* [Aim of the task]:
What you give back should match the entries below character for character.

* [Supplied records]:
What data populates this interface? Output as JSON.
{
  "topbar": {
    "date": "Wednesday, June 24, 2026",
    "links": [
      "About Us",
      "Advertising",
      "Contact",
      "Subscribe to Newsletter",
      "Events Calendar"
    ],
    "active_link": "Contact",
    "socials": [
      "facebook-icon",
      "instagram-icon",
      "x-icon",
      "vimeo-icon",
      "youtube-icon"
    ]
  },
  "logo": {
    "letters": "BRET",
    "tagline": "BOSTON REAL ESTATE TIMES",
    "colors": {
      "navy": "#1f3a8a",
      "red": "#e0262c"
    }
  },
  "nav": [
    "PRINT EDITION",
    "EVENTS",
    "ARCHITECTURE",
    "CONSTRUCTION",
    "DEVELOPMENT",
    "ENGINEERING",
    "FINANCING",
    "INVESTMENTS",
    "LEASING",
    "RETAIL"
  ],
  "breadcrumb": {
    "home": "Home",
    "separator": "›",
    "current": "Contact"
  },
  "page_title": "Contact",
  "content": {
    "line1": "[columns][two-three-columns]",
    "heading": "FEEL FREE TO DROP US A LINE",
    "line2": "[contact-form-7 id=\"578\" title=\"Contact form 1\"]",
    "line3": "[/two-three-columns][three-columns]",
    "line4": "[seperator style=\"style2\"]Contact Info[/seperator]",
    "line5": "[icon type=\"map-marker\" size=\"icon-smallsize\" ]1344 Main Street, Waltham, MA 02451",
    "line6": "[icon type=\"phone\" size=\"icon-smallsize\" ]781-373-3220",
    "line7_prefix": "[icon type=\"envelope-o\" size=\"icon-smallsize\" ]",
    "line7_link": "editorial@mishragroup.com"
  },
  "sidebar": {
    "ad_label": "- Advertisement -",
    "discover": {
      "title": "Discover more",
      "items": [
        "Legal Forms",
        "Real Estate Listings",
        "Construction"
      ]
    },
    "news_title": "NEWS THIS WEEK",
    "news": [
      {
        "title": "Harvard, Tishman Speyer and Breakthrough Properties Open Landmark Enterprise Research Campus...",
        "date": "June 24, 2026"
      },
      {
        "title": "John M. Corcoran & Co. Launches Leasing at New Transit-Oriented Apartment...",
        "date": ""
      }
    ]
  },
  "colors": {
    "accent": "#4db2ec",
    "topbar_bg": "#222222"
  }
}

* [Exercise output]:
What data populates this interface? Output as JSON.
{
  "topbar": {
    "date": "Wednesday, June 24, 2026",
    "links": [
      "About Us",
      "Advertising",
      "Contact",
      "Subscribe to Newsletter",
      "Events Calendar"
    ],
    "active_link": "Contact",
    "socials": [
      "facebook-icon",
      "instagram-icon",
      "x-icon",
      "vimeo-icon",
      "youtube-icon"
    ]
  },
  "logo": {
    "letters": "BRET",
    "tagline": "BOSTON REAL ESTATE TIMES",
    "colors": {
      "navy": "#1f3a8a",
      "red": "#e0262c"
    }
  },
  "nav": [
    "PRINT EDITION",
    "EVENTS",
    "ARCHITECTURE",
    "CONSTRUCTION",
    "DEVELOPMENT",
    "ENGINEERING",
    "FINANCING",
    "INVESTMENTS",
    "LEASING",
    "RETAIL"
  ],
  "breadcrumb": {
    "home": "Home",
    "separator": "›",
    "current": "Contact"
  },
  "page_title": "Contact",
  "content": {
    "line1": "[columns][two-three-columns]",
    "heading": "FEEL FREE TO DROP US A LINE",
    "line2": "[contact-form-7 id=\"578\" title=\"Contact form 1\"]",
    "line3": "[/two-three-columns][three-columns]",
    "line4": "[seperator style=\"style2\"]Contact Info[/seperator]",
    "line5": "[icon type=\"map-marker\" size=\"icon-smallsize\" ]1344 Main Street, Waltham, MA 02451",
    "line6": "[icon type=\"phone\" size=\"icon-smallsize\" ]781-373-3220",
    "line7_prefix": "[icon type=\"envelope-o\" size=\"icon-smallsize\" ]",
    "line7_link": "editorial@mishragroup.com"
  },
  "sidebar": {
    "ad_label": "- Advertisement -",
    "discover": {
      "title": "Discover more",
      "items": [
        "Legal Forms",
        "Real Estate Listings",
        "Construction"
      ]
    },
    "news_title": "NEWS THIS WEEK",
    "news": [
      {
        "title": "Harvard, Tishman Speyer and Breakthrough Properties Open Landmark Enterprise Research Campus...",
        "date": "June 24, 2026"
      },
      {
        "title": "John M. Corcoran & Co. Launches Leasing at New Transit-Oriented Apartment...",
        "date": ""
      }
    ]
  },
  "colors": {
    "accent": "#4db2ec",
    "topbar_bg": "#222222"
  }
}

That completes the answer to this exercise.